- Put the fish in a bowl, cover with warm water and soak for 2 hours or longer, according to the saltiness and hardness of the fish. Drain, rinse, and place in a saucepan with boiling water to cover. Simmer gently, covered, until the fish is tender, about 15 minutes. Drain, remove any bones and skin, and shred fish finely.
- Add the seasonings to taste with salt, if needed, and pepper. If the mixture is too loose, stir in a little more flour until it is firm enough to pick up with a spoon.
- Heat the oil in a large, heavy frying pan. Spoon the batter in pan and fry the fishcakes, as many at a time as the pan will conveniently hold, until brown on both sides, about 8 minutes. Drain on paper towels and keep warm.
- Serve hot as a first course. Serve as accompaniment to drinks. Makes about 20 larger fish cakes.
Anne Marie Herman will spend an entire afternoon cooking food and frying fish cakes — but as soon as she places a plate of fish cakes on the table, they’re gone.
“Sometimes I even try to hide it but they find it before the meal,” Herman said.
Herman said her fish cakes are always a hit among her friends in the Caribbean Association of Madison (CAM). She orders small boxes of codfish from Canada, prepares a batter, and fries them in a large pan so she can make a lot of them at once. Members often ask her if she brought “fritters” to meetings or gatherings.
“Fish cakes are another thing I make often. You take codfish, you boil it — because it has a lot of sodium in it, so you wash it first. Then, you put it in the pot to boil,” Herman said.
However, fish cakes are not the only dish she enjoys cooking. Sometimes, Herman’s kitchen will smell of jerk chicken, coconut bread with chocolate chips, fried banana, and other foods that remind her of home.
“I was born in the Caribbean Island St. Lucia. But when I was much younger, I used to cook for my older brothers. That’s how I started cooking, real cooking,” Herman said.
Her brothers, Jerome and Robert, were taxi drivers who worked in the middle of the town offering rides to tourists. They did not have time to cook so Herman cooked for them.
“Growing up in St. Lucia with my mother and siblings, I learned to do what is considered domestic work in the home. This includes — but not limited to — cooking, baking, washing, sewing and cleaning,” she said.
Herman also worked at a local neighborhood bakery where she made stews and baked bread. This was one of her earliest jobs growing up. The bakery had an old brick oven shaped like an igloo with wood and charcoal inside.
At the age of 24, she married her husband of 50 years. He was a member of the United States military and stationed at Fort Carson in Colorado Springs, Colorado. They raised two children in Colorado and later moved to Wisconsin.

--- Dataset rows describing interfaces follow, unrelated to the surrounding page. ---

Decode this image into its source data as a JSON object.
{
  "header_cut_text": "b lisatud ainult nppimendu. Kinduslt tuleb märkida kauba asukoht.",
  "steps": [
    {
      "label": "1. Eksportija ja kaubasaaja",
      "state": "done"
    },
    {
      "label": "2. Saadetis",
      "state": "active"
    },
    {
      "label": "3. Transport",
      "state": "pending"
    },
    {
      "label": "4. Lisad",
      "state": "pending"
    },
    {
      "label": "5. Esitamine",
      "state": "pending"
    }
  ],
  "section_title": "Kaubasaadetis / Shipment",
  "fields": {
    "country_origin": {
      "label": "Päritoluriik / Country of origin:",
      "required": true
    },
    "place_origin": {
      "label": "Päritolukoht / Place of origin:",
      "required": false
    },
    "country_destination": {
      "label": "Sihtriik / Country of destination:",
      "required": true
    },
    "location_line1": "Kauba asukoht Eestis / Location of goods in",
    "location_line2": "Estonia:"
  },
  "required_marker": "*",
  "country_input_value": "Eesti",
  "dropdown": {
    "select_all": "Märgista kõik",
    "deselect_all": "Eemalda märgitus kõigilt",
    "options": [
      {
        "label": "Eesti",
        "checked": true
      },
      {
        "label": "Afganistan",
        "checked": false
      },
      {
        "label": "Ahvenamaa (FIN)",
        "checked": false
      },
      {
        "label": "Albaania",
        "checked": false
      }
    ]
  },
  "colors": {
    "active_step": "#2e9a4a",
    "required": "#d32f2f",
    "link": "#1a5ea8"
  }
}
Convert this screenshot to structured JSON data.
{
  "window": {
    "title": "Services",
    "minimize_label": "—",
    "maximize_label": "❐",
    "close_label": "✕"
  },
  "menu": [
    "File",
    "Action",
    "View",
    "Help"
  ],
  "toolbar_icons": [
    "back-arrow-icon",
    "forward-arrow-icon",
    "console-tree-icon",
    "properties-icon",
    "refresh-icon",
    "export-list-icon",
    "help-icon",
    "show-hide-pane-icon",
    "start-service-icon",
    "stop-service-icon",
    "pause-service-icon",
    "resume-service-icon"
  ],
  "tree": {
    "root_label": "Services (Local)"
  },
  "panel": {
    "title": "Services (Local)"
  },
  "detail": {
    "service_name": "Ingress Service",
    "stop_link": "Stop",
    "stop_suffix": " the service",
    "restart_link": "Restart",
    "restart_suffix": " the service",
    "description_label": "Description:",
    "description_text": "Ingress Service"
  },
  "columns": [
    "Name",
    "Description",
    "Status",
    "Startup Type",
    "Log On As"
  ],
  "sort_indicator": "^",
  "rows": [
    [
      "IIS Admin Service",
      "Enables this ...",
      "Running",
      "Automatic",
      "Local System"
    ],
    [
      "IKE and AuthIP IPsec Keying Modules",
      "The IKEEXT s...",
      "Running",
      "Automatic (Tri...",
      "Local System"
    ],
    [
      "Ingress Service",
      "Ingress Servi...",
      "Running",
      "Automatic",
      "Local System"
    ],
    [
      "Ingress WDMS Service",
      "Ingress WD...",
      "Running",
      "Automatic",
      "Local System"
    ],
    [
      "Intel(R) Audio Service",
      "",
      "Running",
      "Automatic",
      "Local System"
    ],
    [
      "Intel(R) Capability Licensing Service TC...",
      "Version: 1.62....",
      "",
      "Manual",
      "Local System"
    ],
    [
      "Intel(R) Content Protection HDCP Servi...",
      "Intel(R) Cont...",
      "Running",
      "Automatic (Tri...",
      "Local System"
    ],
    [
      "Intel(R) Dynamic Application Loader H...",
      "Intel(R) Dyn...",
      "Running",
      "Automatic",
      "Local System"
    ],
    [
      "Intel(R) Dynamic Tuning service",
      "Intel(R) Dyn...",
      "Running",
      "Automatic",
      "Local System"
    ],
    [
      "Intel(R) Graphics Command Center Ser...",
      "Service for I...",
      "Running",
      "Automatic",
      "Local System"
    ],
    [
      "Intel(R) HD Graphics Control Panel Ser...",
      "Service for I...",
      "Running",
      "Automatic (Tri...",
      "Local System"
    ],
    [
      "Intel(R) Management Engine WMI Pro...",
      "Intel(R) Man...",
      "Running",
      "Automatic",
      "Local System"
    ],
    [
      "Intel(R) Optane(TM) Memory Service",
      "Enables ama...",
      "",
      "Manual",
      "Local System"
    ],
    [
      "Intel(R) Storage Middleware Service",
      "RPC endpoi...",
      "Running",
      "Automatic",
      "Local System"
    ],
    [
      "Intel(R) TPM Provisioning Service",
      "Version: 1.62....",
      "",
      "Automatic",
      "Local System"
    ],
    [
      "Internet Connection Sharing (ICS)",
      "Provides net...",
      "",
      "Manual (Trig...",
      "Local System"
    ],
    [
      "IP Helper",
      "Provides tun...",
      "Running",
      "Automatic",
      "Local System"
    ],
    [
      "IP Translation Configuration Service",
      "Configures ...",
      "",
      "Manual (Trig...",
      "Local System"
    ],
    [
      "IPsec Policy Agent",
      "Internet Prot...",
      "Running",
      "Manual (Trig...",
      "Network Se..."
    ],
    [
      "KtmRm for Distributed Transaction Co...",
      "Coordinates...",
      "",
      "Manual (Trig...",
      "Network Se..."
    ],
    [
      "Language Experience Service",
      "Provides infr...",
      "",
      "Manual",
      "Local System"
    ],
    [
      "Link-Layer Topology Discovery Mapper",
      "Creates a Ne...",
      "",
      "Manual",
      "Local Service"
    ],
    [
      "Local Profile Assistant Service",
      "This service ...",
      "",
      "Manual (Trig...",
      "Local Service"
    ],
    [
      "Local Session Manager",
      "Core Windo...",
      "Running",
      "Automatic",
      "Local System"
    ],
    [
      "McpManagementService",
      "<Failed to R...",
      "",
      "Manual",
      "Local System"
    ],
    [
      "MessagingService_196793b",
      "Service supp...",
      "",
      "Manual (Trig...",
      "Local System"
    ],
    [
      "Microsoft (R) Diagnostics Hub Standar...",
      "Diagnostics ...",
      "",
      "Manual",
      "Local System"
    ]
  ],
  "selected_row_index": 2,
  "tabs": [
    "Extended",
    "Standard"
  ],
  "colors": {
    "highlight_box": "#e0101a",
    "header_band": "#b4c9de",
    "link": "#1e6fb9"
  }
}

At first, Herman had to adjust to food in the United States — everything was fried.
“I would say American food versus Caribbean food has some differences,” she said.
When she arrived in Madison in 1974, she could not find Caribbean food in the local grocery stores, but over the years that has changed significantly. Chicago and Milwaukee were the closest areas where she could find a minimal supply of Caribbean produce or restaurant with Caribbean influence.
“I want to make a record of what I cook. Everything I make, my husband and my son or whoever comes and eats it. It’s all good,” she said.
She’s published two cookbooks: “Anne Marie’s Family Favorite Recipes With A Caribbean Twist” and “Positive Affirmation – Fear No More,” a memoir with suggestions for Type 2 diabetics. She made these books to honor her mother and brothers who she’s lost over the years and also to share her experiences in the kitchen with those she loves.
“I didn’t used to measure a lot of stuff when I was cooking. But you see inside of it, it has all the Caribbean islands in there. That’s my idea of putting all the Caribbean foods together,” Herman said.
This story is part of Food Traditions, a multimedia project exploring food and culture across Wisconsin. It originally aired on June 24, 2020.